**WHAT IS EXPECTED**
Establish the number of lines below that contain the string "gmail". State that number alone.

**SOURCE RECORDS**
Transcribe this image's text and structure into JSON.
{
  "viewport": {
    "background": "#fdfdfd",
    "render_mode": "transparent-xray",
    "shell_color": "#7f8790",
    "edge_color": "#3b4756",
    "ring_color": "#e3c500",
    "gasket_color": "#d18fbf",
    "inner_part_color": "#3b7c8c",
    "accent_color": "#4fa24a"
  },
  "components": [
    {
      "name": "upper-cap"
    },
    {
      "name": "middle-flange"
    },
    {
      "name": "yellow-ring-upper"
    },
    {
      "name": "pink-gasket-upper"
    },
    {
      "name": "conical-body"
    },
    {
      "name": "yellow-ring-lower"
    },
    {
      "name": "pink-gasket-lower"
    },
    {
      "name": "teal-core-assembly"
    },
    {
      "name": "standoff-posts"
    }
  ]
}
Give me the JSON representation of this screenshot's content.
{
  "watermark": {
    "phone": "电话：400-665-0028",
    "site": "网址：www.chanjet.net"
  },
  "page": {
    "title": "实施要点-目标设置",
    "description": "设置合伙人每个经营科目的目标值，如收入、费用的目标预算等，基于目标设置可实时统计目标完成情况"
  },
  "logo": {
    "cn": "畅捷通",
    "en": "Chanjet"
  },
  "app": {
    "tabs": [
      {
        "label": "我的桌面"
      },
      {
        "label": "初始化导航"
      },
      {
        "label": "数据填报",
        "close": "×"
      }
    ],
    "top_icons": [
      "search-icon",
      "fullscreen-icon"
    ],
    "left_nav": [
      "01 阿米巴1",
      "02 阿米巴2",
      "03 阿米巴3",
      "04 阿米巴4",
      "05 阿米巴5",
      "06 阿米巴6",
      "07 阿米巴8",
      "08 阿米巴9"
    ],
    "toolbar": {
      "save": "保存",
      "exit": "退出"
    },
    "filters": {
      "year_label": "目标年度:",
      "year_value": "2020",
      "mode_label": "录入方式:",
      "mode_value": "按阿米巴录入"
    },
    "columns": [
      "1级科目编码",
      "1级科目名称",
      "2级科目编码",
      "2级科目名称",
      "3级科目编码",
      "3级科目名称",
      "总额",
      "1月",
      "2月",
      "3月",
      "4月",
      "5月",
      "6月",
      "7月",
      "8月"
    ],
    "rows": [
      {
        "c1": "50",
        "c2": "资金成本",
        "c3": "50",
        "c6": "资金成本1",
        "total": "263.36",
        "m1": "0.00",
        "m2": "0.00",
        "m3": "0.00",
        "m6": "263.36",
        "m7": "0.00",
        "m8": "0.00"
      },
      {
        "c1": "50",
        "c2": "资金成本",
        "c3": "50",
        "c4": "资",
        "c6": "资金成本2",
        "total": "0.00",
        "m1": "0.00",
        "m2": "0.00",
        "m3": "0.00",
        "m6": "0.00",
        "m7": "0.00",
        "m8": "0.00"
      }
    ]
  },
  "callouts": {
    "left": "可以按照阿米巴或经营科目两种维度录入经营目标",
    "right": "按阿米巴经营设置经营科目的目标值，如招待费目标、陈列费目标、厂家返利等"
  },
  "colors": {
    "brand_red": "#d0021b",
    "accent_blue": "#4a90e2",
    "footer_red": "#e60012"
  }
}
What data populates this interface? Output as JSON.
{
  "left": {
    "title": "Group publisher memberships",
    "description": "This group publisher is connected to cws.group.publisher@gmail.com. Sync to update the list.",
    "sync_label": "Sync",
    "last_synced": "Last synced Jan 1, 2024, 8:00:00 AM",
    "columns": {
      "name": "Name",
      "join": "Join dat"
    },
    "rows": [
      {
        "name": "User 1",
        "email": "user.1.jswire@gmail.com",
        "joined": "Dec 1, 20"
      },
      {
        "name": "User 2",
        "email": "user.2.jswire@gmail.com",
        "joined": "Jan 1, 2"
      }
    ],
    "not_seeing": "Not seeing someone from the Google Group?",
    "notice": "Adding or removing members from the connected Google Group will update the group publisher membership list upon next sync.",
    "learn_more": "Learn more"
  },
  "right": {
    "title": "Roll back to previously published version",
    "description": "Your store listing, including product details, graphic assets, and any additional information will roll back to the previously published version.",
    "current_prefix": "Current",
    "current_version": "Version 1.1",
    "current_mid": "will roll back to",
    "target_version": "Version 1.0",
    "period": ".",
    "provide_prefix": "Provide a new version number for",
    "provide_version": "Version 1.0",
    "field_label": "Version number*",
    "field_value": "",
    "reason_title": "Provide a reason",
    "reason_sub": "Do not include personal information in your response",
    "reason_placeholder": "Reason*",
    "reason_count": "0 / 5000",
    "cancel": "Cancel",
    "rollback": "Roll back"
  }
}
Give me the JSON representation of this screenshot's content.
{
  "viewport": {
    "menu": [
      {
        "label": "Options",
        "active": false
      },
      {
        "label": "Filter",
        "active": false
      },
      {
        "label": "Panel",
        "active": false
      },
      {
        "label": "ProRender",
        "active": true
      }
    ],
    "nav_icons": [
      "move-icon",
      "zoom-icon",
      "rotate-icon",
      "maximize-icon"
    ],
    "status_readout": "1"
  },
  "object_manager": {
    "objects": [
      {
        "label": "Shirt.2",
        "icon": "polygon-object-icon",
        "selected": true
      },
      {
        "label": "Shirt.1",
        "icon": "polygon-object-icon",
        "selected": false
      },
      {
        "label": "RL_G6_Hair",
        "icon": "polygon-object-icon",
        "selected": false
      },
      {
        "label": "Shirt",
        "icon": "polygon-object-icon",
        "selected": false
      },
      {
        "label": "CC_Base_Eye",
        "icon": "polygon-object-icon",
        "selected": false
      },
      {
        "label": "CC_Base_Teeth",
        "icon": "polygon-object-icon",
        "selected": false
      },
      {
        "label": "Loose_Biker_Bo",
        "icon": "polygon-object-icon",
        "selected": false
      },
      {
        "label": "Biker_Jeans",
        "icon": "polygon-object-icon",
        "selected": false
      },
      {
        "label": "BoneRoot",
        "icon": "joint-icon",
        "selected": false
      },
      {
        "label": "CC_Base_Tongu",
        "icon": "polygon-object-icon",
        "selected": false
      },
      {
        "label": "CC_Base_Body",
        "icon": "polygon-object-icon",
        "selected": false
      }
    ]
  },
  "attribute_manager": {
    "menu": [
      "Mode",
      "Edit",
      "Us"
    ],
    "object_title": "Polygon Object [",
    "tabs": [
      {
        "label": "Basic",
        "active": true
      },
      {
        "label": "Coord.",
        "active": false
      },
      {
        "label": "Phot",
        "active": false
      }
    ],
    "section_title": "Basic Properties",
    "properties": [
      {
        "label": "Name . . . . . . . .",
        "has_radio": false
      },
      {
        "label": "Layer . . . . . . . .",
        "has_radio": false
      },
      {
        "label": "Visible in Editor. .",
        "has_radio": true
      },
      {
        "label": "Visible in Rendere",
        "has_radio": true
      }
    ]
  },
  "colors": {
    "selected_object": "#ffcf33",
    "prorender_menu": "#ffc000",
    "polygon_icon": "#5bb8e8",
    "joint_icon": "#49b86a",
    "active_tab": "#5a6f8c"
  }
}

**YOUR RESPONSE**
3